#### [THE RECORDS]
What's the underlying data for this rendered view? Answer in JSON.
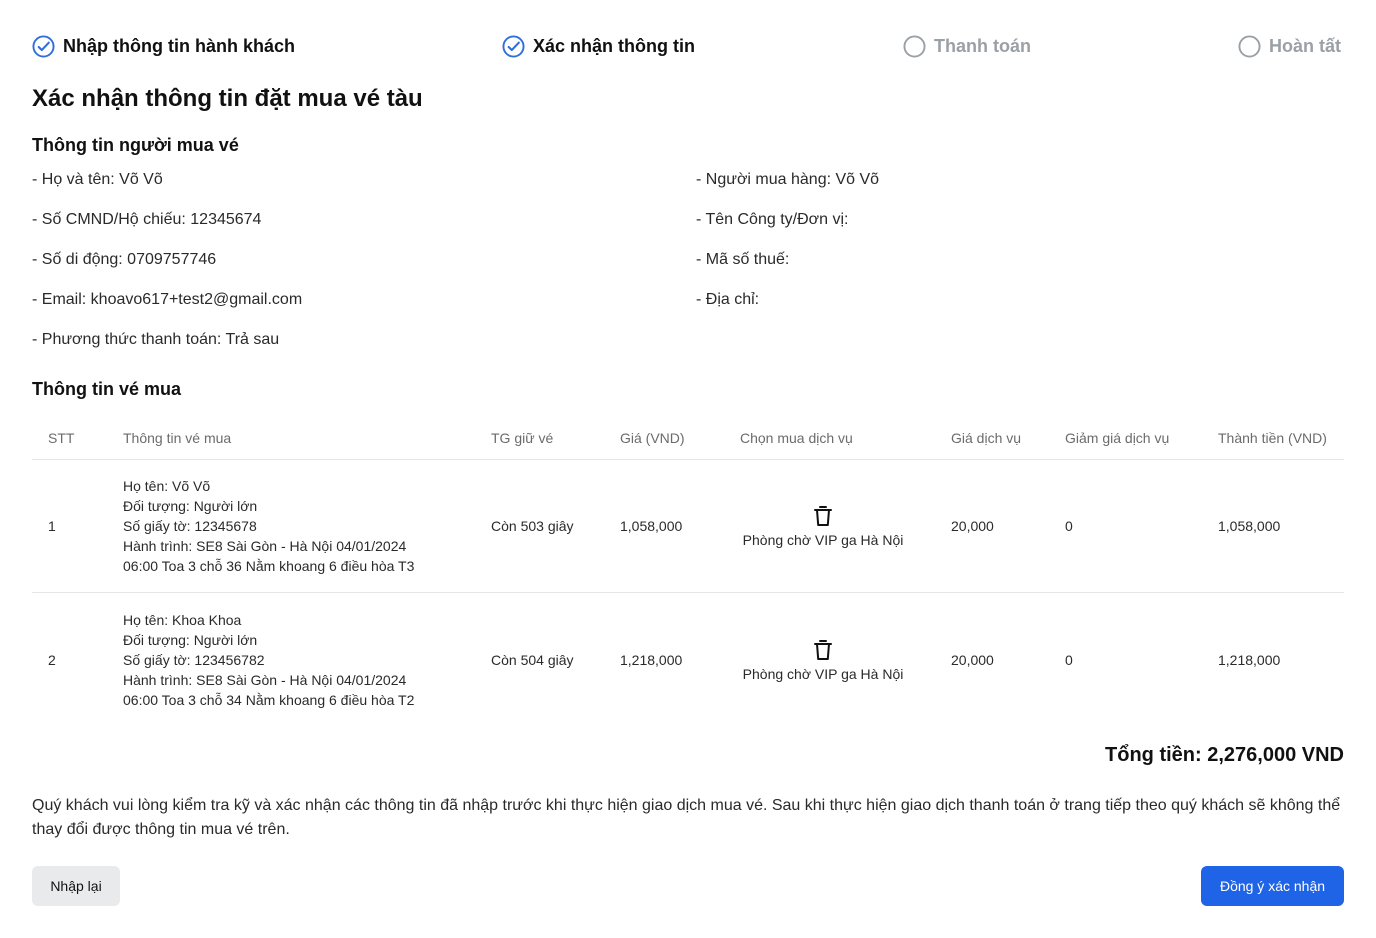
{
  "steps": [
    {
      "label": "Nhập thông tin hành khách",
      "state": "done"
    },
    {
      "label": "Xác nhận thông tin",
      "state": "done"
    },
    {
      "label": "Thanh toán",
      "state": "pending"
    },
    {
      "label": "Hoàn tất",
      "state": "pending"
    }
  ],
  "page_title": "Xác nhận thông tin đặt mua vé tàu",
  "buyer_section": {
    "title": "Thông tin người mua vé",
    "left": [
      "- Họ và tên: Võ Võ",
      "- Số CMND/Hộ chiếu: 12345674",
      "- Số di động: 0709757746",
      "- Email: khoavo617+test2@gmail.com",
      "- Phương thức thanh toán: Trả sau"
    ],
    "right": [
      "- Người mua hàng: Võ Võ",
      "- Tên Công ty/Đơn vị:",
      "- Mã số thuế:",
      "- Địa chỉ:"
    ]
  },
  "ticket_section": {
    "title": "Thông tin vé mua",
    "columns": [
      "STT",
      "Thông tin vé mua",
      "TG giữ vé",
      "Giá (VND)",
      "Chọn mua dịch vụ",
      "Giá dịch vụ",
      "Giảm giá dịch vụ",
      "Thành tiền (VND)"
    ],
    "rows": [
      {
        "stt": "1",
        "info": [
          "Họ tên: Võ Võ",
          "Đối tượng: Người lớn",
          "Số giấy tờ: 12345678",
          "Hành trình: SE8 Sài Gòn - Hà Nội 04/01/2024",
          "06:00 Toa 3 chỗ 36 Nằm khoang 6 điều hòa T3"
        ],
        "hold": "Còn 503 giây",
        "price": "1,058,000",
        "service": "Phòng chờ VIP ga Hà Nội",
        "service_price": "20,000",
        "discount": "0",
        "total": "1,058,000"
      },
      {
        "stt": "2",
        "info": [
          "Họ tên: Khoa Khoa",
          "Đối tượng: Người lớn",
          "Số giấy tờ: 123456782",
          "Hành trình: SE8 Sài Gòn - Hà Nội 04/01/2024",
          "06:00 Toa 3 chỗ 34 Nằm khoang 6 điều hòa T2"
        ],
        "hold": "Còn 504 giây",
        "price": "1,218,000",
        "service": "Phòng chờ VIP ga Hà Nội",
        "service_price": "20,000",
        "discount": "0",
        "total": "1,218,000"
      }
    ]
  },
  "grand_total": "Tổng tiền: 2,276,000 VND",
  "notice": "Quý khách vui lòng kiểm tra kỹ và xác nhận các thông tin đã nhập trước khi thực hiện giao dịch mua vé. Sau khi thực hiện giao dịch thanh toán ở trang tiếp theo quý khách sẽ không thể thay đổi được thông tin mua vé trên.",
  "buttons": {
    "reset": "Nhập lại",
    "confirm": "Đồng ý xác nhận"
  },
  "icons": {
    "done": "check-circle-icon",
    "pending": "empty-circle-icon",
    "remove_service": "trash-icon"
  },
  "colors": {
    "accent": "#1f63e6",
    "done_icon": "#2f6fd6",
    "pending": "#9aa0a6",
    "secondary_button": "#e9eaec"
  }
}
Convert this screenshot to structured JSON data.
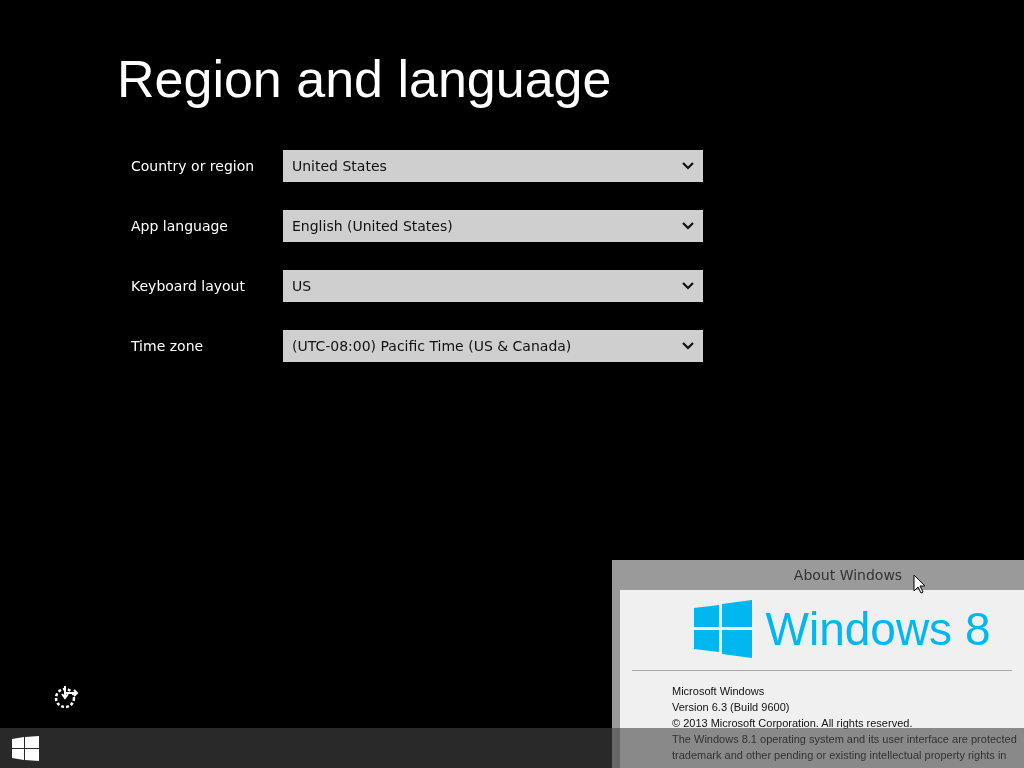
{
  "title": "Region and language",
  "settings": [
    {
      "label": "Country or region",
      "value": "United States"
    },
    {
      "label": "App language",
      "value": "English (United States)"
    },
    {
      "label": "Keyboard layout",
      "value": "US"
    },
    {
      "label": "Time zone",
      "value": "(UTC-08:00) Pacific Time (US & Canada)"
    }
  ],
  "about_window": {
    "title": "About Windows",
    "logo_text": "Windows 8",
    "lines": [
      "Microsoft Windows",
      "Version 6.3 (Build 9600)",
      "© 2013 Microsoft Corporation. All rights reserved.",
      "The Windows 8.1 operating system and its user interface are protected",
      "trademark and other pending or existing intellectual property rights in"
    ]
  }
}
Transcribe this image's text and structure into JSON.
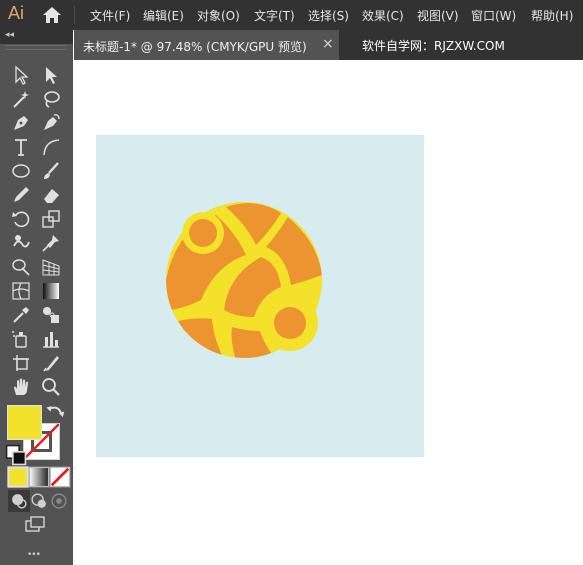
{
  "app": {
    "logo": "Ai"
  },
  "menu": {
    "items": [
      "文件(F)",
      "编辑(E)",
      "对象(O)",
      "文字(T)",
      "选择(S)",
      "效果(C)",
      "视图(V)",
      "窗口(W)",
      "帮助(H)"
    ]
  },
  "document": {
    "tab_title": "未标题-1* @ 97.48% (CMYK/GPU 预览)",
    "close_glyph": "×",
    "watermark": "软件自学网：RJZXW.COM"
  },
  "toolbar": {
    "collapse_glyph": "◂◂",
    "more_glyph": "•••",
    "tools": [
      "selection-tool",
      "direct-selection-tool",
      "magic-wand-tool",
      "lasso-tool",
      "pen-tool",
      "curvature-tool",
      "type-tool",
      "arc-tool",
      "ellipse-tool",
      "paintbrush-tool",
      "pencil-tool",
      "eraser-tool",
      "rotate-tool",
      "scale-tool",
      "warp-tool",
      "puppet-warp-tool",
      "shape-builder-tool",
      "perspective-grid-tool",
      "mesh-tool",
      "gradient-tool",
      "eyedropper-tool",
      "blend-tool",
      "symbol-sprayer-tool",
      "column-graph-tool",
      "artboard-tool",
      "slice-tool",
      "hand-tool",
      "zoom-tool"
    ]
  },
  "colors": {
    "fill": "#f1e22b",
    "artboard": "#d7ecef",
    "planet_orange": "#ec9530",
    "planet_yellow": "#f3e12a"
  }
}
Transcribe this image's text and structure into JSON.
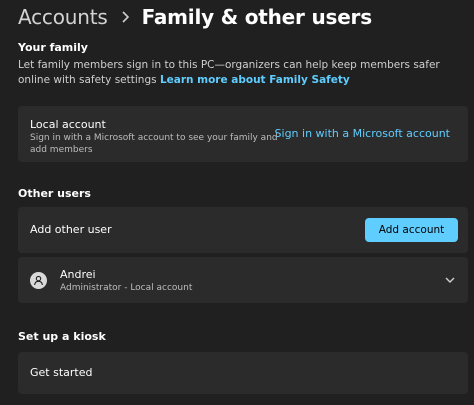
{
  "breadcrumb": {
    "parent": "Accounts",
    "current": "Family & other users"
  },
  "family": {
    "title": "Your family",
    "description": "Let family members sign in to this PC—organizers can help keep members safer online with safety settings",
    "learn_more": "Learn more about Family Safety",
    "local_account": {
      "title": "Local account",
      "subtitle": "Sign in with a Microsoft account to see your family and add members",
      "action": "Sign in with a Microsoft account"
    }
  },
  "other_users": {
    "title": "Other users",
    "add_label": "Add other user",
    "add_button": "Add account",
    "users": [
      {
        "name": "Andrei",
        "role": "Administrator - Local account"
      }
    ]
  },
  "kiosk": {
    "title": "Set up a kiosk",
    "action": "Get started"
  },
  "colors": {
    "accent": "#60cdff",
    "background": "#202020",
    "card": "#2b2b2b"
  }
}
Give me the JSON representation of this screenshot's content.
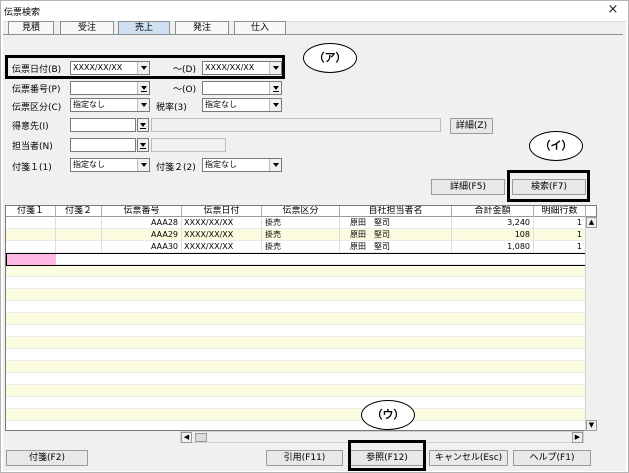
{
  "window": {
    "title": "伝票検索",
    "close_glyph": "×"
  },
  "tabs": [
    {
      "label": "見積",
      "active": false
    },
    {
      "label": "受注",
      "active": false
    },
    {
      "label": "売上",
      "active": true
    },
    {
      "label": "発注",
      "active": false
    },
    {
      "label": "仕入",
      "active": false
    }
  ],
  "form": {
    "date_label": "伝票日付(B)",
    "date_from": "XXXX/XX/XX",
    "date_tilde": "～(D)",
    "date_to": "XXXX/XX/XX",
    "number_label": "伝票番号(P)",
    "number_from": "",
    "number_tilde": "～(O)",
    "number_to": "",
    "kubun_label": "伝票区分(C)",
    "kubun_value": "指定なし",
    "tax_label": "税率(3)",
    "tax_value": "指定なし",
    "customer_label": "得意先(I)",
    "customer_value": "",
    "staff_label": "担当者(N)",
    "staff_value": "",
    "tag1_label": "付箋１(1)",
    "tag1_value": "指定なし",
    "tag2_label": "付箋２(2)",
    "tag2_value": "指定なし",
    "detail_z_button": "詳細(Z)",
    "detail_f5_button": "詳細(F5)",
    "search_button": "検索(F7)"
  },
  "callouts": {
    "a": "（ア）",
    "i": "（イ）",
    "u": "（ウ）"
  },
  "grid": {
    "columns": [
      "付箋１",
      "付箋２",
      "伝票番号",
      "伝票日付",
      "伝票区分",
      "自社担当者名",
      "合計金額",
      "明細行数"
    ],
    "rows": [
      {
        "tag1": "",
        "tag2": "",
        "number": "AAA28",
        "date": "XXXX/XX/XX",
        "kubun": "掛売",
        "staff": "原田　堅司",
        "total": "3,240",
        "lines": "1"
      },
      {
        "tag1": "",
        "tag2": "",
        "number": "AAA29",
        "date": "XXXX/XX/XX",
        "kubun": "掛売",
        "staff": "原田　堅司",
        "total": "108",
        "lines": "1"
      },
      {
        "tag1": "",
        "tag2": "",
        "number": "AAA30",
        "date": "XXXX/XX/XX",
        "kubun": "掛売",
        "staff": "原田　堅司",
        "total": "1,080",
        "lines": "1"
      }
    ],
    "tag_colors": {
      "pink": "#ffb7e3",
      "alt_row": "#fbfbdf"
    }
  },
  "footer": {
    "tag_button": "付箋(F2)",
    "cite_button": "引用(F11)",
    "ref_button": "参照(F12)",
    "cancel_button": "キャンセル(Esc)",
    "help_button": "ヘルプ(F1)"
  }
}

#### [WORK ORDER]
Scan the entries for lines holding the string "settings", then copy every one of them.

#### [TASK RESULT]
  "settings": [
    "description": "Let family members sign in to this PC—organizers can help keep members safer online with safety settings",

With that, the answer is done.